In addition, policeman beating a “victim”? Who were we supposed to be feeling empathy for here? The policeman who had to remove the “victim” or the “victim”? Was this some sort of veiled reference to the Occupy Wall Street movement? If so, it was in poor taste in any case. No additional imagery is needed for this production, as witnessed by the proceeding 250 years viewing it. The material stands by itself and provides each of us with a deep appreciation of God’s hand in our lives just by listening to it and pondering its meaning. At least until last night.

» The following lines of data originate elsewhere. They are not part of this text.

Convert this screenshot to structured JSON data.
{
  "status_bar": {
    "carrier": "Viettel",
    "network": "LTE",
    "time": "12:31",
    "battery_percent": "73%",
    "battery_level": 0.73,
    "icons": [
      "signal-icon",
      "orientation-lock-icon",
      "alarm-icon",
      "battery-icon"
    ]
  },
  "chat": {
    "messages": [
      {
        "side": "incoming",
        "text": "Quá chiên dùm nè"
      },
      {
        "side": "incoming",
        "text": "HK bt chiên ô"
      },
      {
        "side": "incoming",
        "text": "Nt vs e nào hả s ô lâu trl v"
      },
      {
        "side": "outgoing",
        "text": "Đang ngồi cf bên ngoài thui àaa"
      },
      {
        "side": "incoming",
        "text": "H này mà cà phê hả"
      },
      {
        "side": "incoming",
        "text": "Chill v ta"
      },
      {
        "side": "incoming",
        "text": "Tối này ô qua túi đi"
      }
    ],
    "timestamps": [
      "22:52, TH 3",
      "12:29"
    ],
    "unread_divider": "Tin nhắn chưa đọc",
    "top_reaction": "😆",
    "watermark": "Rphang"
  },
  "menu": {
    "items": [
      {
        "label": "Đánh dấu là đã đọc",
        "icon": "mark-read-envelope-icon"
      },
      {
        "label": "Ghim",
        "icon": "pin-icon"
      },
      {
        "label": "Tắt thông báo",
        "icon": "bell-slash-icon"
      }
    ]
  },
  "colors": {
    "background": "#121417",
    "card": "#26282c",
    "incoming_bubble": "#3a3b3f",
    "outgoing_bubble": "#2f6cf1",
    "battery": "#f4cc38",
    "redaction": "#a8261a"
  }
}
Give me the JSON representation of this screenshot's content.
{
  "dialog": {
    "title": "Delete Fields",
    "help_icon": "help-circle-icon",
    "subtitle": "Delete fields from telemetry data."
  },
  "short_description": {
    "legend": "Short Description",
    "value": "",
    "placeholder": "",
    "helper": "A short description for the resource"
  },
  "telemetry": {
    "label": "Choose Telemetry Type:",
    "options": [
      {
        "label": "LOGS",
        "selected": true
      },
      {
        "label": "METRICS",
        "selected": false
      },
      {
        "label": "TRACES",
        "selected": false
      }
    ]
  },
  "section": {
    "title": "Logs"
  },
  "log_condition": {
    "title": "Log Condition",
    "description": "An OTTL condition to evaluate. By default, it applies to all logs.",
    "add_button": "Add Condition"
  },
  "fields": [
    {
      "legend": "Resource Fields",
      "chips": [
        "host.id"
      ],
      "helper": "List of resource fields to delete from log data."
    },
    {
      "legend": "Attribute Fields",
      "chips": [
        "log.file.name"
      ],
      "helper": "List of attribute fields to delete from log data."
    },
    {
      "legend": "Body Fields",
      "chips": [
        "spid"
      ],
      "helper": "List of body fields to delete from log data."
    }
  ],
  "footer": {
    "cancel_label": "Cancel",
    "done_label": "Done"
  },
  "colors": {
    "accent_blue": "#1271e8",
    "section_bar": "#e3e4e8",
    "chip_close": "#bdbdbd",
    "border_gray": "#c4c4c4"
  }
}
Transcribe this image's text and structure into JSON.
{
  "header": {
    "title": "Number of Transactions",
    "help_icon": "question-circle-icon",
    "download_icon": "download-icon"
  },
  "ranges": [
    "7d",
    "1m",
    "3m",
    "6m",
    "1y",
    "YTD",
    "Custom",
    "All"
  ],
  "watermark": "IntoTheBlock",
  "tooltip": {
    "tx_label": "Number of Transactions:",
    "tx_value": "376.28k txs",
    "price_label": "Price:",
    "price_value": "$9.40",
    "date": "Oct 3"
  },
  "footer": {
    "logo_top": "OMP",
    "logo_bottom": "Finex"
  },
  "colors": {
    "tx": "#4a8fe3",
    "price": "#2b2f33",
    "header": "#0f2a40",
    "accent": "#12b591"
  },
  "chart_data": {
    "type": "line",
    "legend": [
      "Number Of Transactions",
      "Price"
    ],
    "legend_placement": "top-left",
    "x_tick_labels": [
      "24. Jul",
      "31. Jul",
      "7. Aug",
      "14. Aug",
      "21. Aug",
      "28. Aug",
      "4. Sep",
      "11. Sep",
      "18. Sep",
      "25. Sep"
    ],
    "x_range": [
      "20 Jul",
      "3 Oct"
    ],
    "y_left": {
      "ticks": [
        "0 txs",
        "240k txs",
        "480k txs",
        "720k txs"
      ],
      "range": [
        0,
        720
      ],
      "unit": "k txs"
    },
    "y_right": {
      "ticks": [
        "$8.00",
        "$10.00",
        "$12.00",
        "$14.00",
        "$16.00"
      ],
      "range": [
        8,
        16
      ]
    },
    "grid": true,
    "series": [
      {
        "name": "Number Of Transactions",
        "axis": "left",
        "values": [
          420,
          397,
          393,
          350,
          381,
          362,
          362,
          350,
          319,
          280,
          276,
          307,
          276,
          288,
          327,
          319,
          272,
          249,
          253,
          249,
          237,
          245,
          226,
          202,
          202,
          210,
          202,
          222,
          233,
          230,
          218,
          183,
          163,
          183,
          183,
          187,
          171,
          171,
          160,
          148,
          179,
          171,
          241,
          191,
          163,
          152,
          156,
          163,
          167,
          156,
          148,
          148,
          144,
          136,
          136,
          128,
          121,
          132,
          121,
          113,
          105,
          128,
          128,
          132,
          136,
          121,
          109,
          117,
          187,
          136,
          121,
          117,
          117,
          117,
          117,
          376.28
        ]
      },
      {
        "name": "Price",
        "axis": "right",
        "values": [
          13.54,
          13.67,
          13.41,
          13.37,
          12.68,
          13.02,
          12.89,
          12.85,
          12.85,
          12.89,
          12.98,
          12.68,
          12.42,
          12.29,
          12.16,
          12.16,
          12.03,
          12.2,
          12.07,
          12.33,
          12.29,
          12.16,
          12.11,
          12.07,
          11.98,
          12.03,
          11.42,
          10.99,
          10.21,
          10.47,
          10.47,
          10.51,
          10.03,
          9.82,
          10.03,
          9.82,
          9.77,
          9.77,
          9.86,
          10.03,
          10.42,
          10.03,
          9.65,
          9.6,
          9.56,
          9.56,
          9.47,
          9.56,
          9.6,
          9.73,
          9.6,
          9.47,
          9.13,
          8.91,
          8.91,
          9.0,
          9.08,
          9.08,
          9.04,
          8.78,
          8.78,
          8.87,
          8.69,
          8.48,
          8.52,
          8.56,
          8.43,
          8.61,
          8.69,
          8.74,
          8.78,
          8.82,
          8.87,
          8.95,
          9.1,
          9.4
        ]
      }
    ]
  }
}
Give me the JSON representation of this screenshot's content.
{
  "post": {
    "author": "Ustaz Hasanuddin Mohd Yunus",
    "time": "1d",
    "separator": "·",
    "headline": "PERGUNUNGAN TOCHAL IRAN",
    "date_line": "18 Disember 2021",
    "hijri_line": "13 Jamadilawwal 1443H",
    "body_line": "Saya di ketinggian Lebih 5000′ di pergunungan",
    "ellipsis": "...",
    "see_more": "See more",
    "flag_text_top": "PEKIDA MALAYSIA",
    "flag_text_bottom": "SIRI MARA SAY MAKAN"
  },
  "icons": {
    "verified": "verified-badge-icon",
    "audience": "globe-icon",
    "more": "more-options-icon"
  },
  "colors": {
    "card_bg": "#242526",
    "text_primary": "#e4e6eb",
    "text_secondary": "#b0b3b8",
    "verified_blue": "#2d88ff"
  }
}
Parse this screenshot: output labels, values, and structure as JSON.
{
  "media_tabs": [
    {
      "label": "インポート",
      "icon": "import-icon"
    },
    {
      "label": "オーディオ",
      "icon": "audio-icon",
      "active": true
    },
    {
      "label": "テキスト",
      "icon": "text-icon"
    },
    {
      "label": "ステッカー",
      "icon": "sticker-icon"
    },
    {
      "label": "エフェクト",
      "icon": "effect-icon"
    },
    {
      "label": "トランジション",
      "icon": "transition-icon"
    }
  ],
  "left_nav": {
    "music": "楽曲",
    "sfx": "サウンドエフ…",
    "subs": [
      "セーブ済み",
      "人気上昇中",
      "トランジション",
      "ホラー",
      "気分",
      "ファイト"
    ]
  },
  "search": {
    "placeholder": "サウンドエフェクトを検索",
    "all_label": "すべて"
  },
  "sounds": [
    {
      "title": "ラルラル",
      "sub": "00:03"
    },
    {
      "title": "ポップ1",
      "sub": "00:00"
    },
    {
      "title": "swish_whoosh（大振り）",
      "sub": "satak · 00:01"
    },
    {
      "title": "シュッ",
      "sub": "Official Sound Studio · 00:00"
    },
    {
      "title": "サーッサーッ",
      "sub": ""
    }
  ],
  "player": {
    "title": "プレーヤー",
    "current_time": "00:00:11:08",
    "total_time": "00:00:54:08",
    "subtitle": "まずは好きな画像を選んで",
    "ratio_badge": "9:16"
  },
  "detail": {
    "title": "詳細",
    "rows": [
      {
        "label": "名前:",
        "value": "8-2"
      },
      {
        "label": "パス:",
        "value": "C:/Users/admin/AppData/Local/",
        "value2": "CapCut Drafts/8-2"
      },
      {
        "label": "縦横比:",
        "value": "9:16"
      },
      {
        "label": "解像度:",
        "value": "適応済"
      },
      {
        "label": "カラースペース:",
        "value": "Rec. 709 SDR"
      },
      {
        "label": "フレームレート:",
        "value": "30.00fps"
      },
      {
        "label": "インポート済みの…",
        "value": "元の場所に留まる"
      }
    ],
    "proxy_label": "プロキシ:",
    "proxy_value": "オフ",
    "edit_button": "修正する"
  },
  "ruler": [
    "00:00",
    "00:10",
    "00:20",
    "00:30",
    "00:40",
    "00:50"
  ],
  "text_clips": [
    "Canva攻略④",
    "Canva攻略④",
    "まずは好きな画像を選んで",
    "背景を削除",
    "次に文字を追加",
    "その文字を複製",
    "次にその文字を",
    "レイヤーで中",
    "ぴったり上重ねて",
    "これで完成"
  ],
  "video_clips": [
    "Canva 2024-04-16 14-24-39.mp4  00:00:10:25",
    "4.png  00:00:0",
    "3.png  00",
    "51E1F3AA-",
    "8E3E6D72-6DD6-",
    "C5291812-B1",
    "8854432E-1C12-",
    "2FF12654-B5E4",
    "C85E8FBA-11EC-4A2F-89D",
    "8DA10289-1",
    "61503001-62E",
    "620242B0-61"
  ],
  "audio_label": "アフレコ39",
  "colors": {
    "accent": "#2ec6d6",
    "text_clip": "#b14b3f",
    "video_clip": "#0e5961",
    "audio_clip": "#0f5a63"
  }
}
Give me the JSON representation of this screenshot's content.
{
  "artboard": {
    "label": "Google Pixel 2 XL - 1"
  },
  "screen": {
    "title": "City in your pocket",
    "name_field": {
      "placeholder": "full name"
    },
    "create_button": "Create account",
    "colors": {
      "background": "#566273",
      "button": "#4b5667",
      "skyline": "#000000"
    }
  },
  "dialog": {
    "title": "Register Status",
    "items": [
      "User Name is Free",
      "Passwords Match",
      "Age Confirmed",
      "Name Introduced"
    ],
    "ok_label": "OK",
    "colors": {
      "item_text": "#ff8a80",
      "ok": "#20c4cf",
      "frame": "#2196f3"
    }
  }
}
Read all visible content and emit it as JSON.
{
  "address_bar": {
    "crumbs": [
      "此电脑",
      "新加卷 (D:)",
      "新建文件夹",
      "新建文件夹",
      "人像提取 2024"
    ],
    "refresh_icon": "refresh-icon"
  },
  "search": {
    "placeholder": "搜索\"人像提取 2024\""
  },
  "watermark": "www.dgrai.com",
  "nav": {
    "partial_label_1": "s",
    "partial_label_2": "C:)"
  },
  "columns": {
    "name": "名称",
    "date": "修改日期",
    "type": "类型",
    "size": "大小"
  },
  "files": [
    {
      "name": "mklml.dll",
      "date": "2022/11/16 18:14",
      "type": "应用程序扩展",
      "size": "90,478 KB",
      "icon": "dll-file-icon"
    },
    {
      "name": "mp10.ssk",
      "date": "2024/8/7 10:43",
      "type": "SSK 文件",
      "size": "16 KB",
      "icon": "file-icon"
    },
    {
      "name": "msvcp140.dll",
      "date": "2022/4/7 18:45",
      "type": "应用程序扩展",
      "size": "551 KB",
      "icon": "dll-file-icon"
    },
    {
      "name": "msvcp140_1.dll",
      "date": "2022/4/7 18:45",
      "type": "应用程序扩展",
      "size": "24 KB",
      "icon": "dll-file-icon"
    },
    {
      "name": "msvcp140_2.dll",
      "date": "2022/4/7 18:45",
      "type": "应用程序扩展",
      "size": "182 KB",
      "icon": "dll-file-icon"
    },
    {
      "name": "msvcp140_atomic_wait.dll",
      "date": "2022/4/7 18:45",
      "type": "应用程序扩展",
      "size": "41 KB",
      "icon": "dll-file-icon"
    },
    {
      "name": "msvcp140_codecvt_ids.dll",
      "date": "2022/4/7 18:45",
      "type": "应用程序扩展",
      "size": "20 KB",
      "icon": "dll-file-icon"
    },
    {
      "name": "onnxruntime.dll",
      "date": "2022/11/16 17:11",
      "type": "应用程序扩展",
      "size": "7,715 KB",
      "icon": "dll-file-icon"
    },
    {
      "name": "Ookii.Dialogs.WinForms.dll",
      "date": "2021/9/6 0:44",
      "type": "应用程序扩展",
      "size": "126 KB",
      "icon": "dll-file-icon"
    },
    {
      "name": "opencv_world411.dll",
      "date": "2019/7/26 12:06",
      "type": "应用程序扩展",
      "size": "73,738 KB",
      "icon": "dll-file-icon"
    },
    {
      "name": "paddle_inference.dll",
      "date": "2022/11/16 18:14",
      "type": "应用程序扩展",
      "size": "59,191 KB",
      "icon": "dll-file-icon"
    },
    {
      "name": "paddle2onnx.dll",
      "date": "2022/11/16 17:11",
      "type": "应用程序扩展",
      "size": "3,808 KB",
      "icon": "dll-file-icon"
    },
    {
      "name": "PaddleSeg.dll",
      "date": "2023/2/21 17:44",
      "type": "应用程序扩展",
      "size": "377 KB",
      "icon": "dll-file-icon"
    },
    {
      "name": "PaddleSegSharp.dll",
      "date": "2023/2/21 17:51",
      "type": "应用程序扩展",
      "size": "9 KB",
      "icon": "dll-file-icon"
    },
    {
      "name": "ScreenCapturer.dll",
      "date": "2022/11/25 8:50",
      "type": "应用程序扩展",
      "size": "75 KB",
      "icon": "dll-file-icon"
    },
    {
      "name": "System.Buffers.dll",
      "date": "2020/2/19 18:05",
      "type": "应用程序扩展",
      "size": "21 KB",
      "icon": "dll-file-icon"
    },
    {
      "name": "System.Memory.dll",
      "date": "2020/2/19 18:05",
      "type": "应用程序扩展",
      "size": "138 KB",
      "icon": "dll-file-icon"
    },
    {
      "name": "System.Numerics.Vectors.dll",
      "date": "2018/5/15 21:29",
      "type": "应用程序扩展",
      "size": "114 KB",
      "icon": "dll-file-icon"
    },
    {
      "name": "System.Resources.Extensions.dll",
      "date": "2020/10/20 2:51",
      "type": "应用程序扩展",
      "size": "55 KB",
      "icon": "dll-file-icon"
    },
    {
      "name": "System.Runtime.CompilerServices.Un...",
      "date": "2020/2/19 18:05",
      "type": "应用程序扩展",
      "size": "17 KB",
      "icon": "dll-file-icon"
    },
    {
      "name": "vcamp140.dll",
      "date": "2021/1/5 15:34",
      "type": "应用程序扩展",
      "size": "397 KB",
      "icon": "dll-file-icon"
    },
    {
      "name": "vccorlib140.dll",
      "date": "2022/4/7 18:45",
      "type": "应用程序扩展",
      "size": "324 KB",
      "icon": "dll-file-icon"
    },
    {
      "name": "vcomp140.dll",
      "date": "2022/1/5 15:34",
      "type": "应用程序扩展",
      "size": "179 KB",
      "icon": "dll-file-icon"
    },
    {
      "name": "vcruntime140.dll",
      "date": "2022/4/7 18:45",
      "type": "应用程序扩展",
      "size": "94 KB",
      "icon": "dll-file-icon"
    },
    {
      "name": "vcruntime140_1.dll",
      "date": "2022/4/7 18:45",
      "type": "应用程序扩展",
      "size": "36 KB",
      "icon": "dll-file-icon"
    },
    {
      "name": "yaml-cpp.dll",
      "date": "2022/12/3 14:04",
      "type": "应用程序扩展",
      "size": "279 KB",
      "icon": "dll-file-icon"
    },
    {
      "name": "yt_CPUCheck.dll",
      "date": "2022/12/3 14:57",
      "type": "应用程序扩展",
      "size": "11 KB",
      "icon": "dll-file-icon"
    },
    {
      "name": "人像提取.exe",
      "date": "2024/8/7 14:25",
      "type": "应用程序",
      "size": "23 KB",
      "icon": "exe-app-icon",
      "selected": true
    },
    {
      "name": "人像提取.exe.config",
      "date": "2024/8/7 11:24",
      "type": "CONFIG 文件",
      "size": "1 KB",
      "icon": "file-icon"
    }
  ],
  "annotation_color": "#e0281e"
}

In addition, your program stated that the text for Messiah was taken from the New Testament. Patently and utterly false. If anyone had taken the time to proof read the material, the correct information should have read that the vast majority of the libretto was taken from the Old Testament. But why let the facts get in the way of this “version” of Messiah. Like so many things that are happening today across all aspects of our lives, it begs the question if anybody in a leadership position actually understood what this production was going to be like. Or saw it.
No matter. We were sorely mislead and by the embarrassingly empty seats following each break, many others probably felt the same way. At least there wasn’t a line at the bar.
This year’s performance of the Messiah was totally shocking and offensive to me. To have the choir disrobing during the Hallelujah chorus was the epitomy of disrespect for the majestic music. I was unable to watch the second part of the music after watching drunken Santas sing “Behold the Lamb of God” while couples were lying on the floor of the stage simulating sex. I closed my eyes and tried to only hear the music. The party of four of us walked out in disgust after the end of the second part.
I will not be returning to Heinz Hall for any performances in the near future, if this is considered acceptable.
Unfortunately, I will have the images of this performance burned into my memory when I hear music that I have loved from my childhood.
I never thought I would see the day. I don’t make a habit of either walking out on a performance or writing reviews, but this really struck a chord in me.
I’ve posted this comment on other blogs on your site. But, I want to put my response where it will hopefully be seen and read.
This comment from my son on his Facebook page. He was visiting for the weekend. “saw a really cool staged version of the Messiah last night at Heinz Hall.”
Mail (will not be published) (required)
Current ye@r *
Leave this field empty
Notify me of follow-up comments by email.
Notify me of new posts by email.
Subscribe in a reader
Enter your email address:
© 2017 Pittsburgh Symphony Orchestra. All rights reserved.